As I’ve been dedicated to improving my golf game, I had a similar routine every time I went to practice. I would go to the driving range, and hit an assortment of different clubs, ranging from a pitching wedge to my driver. It sounds like I I was working on plenty of different shots, but I was still leaving quite a few areas of my game in need of work. First off, if you know anything about golf, you know that putting, and short game are essential for being a good golfer. When I was finally ready to play a round of golf, I noticed the things I neglected in my game were lagging.
What I realized was that I was enjoying my practice. I was practicing what I was already best at. And even in that, I wasn’t pushing that part of my game forward. Instead of just hitting the ball for fun, there needed to be focus on trying to different things with my strokes. When I am at the driving range now, I try to challenge myself, by hitting a certain target, or by changing the distances I want to hit, or even to try and be close to a certain target in a consecutive number of ways. Also, I want to pay attention to every shot I hit, observing what it feels like when I hit a good shot vs. a bad shot, and to increase overall body awareness/focus.
The lessons I learned in practicing my golf were that I had to practice the weaker parts of my game more, and challenge myself to accomplish things that pushed my skills farther. The next steps are to get a coach for feedback and analysis, but you know that can be expensive, so in the meantime I will continue to challenge myself as much as I can on my own. It could be helpful to use my peers who are on my level to offer feedback as well, but in this case I have to ensure the feedback I am getting is useful.
Another great example – I started tinkering around on the piano about a year ago. I’m obviously no Mozart, but when I sit down to play, I enjoy reading some music and making songs I love come to life on my own. Well, I noticed my progress slowed down once again. When I went to practice, I wanted to play songs I already knew how to, and sounded good. There is nothing more frustrating than hearing yourself flow along, and then all of a sudden you hit the wrong note, and it just kills the vibe. Well the only way to get better is to butt up against the point where you are exceeding your current limits, and making mistakes.

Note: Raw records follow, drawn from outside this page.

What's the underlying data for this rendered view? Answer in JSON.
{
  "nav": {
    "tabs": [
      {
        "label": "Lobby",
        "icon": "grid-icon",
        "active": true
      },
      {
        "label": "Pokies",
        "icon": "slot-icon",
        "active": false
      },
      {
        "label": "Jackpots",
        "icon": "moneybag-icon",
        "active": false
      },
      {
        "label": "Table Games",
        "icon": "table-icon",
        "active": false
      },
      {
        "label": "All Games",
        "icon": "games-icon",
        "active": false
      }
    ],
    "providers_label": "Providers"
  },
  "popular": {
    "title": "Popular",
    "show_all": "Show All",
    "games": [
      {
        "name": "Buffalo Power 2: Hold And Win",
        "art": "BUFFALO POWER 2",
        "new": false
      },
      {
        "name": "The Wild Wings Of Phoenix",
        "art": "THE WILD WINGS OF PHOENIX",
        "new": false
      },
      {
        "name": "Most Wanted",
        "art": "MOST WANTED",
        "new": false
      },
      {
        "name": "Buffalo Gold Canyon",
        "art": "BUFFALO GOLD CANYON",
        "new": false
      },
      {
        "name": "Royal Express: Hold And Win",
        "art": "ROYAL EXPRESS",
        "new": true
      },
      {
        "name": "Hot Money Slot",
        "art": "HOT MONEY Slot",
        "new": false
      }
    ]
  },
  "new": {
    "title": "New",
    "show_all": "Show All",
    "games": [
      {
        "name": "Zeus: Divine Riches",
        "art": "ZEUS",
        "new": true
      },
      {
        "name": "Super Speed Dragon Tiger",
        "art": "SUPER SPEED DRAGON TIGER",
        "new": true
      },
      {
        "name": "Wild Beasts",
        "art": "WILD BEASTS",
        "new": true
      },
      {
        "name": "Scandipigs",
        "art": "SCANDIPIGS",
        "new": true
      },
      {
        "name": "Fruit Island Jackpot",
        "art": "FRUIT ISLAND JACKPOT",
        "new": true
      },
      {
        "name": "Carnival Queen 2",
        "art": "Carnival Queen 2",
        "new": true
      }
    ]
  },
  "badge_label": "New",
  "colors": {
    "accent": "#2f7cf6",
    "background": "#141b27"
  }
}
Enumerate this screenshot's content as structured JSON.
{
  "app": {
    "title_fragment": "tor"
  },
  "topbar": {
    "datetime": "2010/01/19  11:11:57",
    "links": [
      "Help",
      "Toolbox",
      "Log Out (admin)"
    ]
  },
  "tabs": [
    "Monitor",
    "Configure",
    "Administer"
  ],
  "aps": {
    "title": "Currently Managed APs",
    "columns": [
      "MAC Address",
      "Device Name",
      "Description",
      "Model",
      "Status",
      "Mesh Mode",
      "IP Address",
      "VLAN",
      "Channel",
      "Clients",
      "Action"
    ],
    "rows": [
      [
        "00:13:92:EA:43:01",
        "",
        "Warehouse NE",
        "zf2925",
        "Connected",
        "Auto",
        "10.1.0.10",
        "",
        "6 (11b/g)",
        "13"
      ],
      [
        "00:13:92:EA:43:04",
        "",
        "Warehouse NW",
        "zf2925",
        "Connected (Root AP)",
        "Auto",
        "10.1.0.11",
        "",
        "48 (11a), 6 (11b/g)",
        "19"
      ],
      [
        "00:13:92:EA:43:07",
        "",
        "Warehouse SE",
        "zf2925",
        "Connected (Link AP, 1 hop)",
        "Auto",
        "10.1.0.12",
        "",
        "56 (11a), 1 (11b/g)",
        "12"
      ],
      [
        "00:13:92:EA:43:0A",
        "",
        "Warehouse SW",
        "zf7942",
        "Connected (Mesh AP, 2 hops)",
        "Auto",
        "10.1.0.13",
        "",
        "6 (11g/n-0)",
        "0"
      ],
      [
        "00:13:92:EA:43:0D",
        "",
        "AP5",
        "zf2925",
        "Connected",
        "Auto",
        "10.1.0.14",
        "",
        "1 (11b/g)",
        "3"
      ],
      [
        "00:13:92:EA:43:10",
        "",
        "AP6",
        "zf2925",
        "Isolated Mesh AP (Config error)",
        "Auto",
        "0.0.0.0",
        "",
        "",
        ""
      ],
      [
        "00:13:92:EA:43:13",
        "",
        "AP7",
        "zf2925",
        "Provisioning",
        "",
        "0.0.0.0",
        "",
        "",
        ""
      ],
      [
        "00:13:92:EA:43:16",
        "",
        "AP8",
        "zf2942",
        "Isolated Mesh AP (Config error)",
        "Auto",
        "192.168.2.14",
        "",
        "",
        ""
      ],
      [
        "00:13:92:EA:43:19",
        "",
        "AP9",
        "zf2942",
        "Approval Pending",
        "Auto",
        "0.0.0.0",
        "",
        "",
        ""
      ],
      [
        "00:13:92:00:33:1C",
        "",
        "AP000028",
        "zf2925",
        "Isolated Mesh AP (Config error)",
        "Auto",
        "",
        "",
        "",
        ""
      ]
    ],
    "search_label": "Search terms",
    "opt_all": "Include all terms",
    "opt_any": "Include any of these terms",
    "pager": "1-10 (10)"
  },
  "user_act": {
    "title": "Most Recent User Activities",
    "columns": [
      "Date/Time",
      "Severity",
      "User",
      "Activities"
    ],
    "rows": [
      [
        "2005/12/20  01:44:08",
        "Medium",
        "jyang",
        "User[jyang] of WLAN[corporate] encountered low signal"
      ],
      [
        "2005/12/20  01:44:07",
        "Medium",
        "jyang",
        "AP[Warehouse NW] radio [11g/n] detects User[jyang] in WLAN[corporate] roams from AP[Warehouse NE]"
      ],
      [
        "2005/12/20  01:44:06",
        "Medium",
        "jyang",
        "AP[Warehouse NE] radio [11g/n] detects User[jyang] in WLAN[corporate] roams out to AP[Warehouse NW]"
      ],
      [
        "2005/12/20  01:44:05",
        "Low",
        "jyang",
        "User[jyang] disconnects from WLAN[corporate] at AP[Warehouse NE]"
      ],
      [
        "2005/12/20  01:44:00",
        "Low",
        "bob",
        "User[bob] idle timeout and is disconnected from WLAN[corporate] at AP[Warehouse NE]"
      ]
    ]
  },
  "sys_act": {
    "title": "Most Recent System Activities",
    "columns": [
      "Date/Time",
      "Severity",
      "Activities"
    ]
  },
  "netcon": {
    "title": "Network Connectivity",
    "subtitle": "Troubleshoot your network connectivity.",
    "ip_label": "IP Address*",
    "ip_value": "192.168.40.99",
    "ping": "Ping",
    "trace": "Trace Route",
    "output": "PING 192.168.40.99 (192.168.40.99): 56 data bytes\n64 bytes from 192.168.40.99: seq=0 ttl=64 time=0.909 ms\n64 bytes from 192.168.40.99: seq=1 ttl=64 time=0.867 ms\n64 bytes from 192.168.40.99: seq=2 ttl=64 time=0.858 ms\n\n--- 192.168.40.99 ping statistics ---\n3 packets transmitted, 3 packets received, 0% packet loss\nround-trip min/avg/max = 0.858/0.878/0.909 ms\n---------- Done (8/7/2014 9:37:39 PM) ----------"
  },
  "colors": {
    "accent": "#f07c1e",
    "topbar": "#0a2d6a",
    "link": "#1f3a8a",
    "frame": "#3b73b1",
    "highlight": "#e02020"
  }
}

As you get experience on the other side of your limits, you will be able to read and process sheet music faster, and the coordination in your hands will follow.
That’s it! Let me know if you have used deliberate practice in your own ways or how you have adapted it to your learning process.